Flattering testimonials were presented yesterday shortly after the vessel anchored to Captain Sotham, and officers, and to Dr Stewart, surgeon Superintendent by the passengers on board the ship. Six births occurred on the passage and eleven deaths of children of which the following is a list:-

Aug 26 Mrs Gordon Son
Aug 27 Mrs Coppin Son
Sept 22 Mrs Hogan Daughter
Oct 5 Mrs Claxton Daughter
Oct 7 Mrs Davidson Daughter
Oct 31 Mrs Middleton Daughter
Aug 7 George Albert Jackson 5 mths, diarrhoea and convulsions
Aug 11 Mary Sillwood 15 mths, bronchitis
Aug 11 Edward Callaghan 3 yrs, bronchitis
Aug 15 Charles Frederick Hazelman 2 yrs 4 mths, croup
Aug 17 William Alfred Russell Colohan 1 yr 2 mths, croup
Aug 26 Clement Collinson 1 yr 6 mths, diarrhoea
Aug 27 Mary Ann Jackson 1 yr 9 mths, diarrhoea and pneumonia
Aug 31 Emily Jane Middleton 11 mths, diarrhoea and pneumonia
Sept 12 William James Claxton 4 yrs 4 mths, measles
Sept 22 Mary Ann Murray 2 yrs 9 mths, diarrhoea 
Oct 21 Thomas Burnett Tomlinson 10 mths, tabes mesentenca

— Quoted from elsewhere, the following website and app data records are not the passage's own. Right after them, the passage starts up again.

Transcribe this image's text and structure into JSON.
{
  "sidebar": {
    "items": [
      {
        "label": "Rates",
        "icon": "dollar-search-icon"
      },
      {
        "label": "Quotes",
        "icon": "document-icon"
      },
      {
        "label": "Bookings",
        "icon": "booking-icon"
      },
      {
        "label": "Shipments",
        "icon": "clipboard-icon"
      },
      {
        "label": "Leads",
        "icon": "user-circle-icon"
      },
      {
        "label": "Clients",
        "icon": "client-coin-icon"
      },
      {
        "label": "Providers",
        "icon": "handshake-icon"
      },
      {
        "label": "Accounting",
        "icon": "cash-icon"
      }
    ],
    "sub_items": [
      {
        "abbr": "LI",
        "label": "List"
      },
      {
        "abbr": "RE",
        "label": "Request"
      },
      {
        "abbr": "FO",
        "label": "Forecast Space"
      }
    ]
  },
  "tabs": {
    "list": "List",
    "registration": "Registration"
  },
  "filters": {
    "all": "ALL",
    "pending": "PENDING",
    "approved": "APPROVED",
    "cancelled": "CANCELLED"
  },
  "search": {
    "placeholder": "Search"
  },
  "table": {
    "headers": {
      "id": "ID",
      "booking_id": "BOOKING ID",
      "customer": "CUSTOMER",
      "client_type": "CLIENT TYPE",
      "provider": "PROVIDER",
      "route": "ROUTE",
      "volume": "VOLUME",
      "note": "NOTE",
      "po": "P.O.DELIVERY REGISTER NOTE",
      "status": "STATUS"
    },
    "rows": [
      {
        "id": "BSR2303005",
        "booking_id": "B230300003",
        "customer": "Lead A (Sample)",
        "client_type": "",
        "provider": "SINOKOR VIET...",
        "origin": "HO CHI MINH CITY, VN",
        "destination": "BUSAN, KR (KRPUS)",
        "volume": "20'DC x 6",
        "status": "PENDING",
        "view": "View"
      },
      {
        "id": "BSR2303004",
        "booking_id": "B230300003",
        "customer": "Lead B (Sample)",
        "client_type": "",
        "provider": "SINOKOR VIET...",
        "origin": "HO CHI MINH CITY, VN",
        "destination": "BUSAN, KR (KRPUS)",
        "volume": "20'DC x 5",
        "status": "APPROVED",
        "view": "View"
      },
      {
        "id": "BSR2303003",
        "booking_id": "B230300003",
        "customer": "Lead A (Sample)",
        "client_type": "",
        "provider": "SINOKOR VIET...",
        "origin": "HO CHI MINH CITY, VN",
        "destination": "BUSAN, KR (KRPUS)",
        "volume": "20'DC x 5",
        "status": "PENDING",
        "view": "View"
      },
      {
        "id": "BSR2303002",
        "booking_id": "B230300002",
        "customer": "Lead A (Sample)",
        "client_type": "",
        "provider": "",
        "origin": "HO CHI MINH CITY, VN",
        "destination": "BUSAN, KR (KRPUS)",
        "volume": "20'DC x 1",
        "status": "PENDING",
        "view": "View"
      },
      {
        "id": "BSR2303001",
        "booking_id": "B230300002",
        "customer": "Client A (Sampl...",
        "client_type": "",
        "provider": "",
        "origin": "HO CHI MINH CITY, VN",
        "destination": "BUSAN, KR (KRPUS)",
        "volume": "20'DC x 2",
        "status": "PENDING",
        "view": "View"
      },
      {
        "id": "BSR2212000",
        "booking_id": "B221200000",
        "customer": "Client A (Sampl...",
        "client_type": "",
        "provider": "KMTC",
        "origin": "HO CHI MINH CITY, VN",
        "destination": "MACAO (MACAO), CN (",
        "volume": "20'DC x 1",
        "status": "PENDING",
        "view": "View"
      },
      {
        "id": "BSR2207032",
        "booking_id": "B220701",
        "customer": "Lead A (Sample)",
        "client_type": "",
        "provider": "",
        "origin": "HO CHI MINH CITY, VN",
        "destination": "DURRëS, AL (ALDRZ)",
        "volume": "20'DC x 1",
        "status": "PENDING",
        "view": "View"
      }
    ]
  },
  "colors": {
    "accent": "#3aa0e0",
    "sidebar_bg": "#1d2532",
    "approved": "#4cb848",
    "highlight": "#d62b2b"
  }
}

After the vessel came to her anchorage she was visited by Dr. Phillson, Health Officer and Mr H. Ellis, Immigration Officer. The inspection proving satisfactory, a clean bill of health was given the ship, and communication allowed with the shore. During the afternoon the emmigrants were landed and conducted to the depot in the old Albert Barracks. With regard to the vessel she is a new ship, being the third vessel built by Messrs. John Blumer and Co. of Sunderland (the builders of the City of Auckland) for the New Zealand Shipping Co. She is built of iron, and is a powerful vessel of 1145 tons register. In her construction advantage has been taken of all the improvements in marine architecture, the result being that she is the beau ideal of a merchantman. She has graceful lines is loftily sparred and is a fast sailer. Her cabin accommodation is replete with every comfort, light,loftiness and ventilation being also secured. The saloon is tastefully decorated, the tween decks are spacious and well suited for the accommodation of a large number of passengers. The New Zealand Shipping Company are to be complimented upon the possession of so fine a   vessel. The Waitangi was built under special survey, and is classed at Lloyd's A1 100. We observe that Mr F. L. Frodin, for three years chief steward of the City of Auckland and we know at this port as steward of several coasting vessels, has come out as chief steward of the Waitangi.